*** Provided records

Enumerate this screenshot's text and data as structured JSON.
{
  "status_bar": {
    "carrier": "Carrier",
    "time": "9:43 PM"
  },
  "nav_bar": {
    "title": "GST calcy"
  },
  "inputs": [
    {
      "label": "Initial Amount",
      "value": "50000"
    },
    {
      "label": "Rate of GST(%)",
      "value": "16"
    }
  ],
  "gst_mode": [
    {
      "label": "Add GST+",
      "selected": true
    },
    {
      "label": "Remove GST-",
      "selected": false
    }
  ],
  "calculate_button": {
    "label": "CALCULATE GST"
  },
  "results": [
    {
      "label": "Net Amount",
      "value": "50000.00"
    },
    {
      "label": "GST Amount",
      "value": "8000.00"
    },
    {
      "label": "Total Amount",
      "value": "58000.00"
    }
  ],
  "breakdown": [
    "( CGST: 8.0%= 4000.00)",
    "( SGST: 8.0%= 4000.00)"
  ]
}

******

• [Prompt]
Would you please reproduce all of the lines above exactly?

• [Solution for this task]
Enumerate this screenshot's text and data as structured JSON.
{
  "status_bar": {
    "carrier": "Carrier",
    "time": "9:43 PM"
  },
  "nav_bar": {
    "title": "GST calcy"
  },
  "inputs": [
    {
      "label": "Initial Amount",
      "value": "50000"
    },
    {
      "label": "Rate of GST(%)",
      "value": "16"
    }
  ],
  "gst_mode": [
    {
      "label": "Add GST+",
      "selected": true
    },
    {
      "label": "Remove GST-",
      "selected": false
    }
  ],
  "calculate_button": {
    "label": "CALCULATE GST"
  },
  "results": [
    {
      "label": "Net Amount",
      "value": "50000.00"
    },
    {
      "label": "GST Amount",
      "value": "8000.00"
    },
    {
      "label": "Total Amount",
      "value": "58000.00"
    }
  ],
  "breakdown": [
    "( CGST: 8.0%= 4000.00)",
    "( SGST: 8.0%= 4000.00)"
  ]
}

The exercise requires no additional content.